Are you stuck? Work feel like a treadmill? Feel like you never get anywhere? Massive misrepresentation of the scientific process could be to blame.
Business people talk a lot about getting all the facts. Getting all the facts sounds sciencey. People who forgot fifth-grade science class forget how the scientific method begins.
The scientific methods begins with observation. Next comes a question: why? Then comes an explanation for what you observed.
You see an apple fall from a tree. You ask "why do apples fall down instead of up?" You invent an answer. A straw man. Then you investigate.
If you began by gathering all the facts you'd never get past fact gathering. Facts are infinite. You'll never gather all the facts. Never in trillion years. Without an observation, a question, and a hypothosis, you don't know which facts to gather. You don't know where to start.
A lot of work feels that way. How often do you say to yourself "I don't even know where to start?"
Business people who want all the facts are afraid. They're afraid of making a decision. They're afraid staking a position. They hope the facts make their decision for them. But the facts never do. Only people can make decisions.

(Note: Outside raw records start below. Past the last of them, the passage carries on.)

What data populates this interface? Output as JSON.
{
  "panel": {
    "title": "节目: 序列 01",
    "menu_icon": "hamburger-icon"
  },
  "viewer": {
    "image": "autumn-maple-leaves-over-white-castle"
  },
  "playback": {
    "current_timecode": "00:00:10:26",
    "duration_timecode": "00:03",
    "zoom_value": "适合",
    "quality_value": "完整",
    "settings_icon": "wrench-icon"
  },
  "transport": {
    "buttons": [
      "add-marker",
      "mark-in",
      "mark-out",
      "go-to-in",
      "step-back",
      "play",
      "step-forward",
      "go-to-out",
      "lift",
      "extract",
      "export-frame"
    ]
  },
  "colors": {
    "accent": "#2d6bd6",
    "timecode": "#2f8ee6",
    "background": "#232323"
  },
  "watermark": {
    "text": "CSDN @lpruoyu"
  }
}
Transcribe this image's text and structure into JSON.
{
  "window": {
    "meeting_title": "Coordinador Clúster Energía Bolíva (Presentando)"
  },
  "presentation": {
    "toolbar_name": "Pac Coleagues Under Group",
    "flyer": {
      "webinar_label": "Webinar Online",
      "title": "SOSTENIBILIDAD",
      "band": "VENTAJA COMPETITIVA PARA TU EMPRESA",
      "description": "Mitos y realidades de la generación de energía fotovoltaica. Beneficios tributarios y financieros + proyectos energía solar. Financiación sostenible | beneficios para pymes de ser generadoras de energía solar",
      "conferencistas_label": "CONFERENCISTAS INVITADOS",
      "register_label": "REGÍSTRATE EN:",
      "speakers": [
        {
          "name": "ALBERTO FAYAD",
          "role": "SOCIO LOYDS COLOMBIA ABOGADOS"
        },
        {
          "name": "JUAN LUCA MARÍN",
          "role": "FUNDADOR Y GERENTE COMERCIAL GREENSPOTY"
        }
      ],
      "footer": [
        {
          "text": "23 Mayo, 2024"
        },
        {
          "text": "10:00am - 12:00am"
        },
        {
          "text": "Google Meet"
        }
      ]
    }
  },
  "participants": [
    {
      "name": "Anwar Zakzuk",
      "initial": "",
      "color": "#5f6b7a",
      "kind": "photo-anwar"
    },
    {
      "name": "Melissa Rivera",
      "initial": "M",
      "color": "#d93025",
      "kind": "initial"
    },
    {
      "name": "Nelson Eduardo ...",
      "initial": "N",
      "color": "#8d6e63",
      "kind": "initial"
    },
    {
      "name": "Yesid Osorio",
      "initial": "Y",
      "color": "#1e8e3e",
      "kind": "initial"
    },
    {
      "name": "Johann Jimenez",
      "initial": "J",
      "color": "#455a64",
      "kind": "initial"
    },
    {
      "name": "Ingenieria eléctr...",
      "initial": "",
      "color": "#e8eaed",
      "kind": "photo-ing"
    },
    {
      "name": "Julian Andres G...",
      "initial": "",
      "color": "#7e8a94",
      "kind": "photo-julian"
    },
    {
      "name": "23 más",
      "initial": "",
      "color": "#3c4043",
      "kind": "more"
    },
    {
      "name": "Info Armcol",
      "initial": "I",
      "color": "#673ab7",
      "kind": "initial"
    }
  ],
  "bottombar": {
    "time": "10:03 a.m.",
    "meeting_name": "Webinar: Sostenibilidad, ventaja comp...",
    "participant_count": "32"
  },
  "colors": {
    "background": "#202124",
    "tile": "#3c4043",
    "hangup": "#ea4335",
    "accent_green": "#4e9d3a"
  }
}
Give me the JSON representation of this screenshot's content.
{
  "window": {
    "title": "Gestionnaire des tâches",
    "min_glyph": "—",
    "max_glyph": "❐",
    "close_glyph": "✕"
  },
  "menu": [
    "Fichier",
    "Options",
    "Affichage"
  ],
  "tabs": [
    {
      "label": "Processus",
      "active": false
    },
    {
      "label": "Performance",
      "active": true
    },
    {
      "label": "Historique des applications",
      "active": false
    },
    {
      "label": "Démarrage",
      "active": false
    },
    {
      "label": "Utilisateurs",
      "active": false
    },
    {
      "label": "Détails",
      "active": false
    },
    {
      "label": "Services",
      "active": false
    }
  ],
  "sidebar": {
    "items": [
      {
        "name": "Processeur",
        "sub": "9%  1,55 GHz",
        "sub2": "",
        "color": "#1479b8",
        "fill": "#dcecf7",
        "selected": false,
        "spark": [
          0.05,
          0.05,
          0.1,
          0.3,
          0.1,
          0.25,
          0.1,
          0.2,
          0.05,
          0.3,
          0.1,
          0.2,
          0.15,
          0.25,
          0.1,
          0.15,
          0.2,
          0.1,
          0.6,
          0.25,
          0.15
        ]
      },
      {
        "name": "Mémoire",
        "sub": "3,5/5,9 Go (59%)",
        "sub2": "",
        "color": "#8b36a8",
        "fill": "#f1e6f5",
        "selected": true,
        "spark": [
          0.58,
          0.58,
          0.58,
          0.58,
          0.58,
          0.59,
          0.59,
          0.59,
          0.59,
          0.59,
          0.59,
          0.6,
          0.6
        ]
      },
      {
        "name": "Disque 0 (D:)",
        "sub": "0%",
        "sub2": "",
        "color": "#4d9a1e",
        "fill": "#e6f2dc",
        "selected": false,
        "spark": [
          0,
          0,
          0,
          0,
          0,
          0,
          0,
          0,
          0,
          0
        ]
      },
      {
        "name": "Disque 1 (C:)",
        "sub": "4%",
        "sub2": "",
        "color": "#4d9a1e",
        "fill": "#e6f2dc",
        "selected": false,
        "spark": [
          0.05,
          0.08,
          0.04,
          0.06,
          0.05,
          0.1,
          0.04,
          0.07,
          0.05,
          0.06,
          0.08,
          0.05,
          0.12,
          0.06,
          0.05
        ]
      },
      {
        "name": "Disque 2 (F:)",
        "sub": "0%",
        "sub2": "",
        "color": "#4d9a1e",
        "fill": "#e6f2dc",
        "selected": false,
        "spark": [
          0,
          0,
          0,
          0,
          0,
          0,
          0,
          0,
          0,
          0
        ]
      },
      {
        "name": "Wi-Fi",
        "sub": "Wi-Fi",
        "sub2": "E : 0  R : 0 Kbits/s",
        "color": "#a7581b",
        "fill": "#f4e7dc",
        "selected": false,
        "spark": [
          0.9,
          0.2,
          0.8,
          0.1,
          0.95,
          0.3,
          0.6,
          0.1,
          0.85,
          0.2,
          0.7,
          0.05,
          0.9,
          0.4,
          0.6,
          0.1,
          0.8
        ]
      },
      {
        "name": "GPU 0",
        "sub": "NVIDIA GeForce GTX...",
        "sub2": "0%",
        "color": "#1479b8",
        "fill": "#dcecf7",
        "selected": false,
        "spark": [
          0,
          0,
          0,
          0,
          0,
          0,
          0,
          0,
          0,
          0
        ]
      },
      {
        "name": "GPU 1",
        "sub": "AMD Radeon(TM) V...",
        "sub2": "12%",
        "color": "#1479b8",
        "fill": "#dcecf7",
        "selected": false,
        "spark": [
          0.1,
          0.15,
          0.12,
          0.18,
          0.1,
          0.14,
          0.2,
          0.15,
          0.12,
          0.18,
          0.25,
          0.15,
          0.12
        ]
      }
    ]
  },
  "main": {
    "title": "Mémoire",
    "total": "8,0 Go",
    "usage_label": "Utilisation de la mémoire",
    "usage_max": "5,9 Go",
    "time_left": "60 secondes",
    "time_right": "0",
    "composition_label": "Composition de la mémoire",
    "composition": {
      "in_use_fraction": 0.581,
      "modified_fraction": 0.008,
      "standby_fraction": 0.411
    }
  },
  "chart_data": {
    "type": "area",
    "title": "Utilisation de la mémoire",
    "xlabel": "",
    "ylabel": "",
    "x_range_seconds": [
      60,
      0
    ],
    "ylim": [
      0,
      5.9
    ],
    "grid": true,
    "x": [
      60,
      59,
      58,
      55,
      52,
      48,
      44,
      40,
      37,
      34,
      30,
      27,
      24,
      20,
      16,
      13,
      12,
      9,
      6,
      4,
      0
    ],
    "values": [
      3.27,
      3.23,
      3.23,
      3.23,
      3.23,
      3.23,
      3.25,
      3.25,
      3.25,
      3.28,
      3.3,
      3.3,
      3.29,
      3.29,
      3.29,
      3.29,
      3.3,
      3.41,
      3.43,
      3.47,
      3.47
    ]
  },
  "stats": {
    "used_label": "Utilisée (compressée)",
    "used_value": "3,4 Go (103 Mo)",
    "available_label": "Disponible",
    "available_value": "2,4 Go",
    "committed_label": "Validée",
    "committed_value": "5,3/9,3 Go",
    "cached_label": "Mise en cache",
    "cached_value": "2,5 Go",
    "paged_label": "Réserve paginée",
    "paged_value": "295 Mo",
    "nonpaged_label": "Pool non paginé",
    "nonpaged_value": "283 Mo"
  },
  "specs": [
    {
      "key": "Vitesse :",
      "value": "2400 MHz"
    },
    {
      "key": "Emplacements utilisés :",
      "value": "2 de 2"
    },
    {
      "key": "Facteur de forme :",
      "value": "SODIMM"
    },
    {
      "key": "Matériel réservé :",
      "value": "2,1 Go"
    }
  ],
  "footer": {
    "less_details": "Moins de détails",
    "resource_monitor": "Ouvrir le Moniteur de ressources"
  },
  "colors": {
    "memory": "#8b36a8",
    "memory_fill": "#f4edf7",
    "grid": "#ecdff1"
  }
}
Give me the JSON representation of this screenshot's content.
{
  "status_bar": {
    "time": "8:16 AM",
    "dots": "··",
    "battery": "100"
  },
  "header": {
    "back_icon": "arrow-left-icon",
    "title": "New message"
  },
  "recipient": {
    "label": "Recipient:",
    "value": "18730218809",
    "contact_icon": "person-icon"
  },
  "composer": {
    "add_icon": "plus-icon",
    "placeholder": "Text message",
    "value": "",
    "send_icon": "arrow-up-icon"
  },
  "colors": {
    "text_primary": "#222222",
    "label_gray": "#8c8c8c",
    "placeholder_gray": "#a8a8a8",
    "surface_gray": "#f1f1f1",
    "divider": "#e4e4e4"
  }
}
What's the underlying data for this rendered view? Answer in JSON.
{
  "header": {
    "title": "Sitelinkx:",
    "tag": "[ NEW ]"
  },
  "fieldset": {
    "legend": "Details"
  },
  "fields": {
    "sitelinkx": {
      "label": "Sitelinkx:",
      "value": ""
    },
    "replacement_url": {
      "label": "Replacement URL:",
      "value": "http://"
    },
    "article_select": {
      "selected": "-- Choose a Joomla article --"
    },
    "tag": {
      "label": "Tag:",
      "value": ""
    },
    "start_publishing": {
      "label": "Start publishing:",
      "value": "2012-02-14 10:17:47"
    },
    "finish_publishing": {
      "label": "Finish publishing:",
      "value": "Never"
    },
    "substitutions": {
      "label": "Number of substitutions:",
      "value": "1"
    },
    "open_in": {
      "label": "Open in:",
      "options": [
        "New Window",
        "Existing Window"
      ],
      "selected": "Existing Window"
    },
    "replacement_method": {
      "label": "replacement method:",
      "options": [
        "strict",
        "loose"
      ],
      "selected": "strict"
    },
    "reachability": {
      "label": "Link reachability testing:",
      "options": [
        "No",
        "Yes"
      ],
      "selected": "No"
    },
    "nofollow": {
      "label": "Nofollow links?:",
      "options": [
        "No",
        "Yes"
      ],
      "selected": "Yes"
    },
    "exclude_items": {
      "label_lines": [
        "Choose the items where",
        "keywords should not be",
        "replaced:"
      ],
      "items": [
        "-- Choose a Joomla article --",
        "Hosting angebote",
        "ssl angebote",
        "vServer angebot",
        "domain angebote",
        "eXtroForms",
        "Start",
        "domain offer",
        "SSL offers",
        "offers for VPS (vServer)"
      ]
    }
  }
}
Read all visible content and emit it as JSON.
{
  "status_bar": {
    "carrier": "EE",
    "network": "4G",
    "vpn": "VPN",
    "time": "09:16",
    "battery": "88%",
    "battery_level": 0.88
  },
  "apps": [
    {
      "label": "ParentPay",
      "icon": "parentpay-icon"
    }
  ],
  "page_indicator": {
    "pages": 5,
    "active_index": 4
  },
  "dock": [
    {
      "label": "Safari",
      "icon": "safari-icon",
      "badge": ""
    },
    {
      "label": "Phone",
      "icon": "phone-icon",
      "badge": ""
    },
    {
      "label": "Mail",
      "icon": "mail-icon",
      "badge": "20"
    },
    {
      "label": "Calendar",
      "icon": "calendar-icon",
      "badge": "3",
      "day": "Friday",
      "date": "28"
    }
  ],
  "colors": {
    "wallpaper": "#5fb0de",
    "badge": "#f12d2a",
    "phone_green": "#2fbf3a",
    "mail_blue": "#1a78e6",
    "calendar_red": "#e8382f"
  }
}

If you're on that treadmill, stop and get off. Observe. What's happening? Why? Why is it happening?
Your brain will find answers to any "why" question. Try it. Write down what comes back. Write down all the answers. Shoot for 10 possible answers. Then test them. Try to disprove every one of them.
When you find one (or two) that can't be disproved, you might be on to something. Test it again.
If this sounds like trial and error, it is. The scientific process is trial and error. It starts with an observation and a question. The question produces answers. Most of the answers your brain serves up will be bad. You won't know they're bad until you test them. A lot of right answers sound wrong before they're tested.
When someone tells you to find all the facts before stating a hypothesis, nod your head and ignore them. They're afraid of the answer. They like their treadmill. But you're free to find the answer that stands up to a test. That answer is pure gold, and it's hidden in a hypothesis.